[Website and app data records]
——————
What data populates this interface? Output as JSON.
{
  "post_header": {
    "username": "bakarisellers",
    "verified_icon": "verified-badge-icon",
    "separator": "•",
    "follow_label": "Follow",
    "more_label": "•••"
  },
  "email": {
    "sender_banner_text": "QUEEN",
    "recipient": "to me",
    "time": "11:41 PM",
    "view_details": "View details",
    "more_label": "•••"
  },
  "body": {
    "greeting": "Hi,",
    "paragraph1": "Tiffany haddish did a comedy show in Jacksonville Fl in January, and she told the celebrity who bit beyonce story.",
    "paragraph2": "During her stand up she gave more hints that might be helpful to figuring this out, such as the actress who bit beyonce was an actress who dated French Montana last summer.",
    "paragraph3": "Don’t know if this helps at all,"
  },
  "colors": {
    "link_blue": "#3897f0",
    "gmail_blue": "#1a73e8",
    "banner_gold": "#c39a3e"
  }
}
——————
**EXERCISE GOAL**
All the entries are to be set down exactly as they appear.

**RESPONSE BELOW**
What data populates this interface? Output as JSON.
{
  "post_header": {
    "username": "bakarisellers",
    "verified_icon": "verified-badge-icon",
    "separator": "•",
    "follow_label": "Follow",
    "more_label": "•••"
  },
  "email": {
    "sender_banner_text": "QUEEN",
    "recipient": "to me",
    "time": "11:41 PM",
    "view_details": "View details",
    "more_label": "•••"
  },
  "body": {
    "greeting": "Hi,",
    "paragraph1": "Tiffany haddish did a comedy show in Jacksonville Fl in January, and she told the celebrity who bit beyonce story.",
    "paragraph2": "During her stand up she gave more hints that might be helpful to figuring this out, such as the actress who bit beyonce was an actress who dated French Montana last summer.",
    "paragraph3": "Don’t know if this helps at all,"
  },
  "colors": {
    "link_blue": "#3897f0",
    "gmail_blue": "#1a73e8",
    "banner_gold": "#c39a3e"
  }
}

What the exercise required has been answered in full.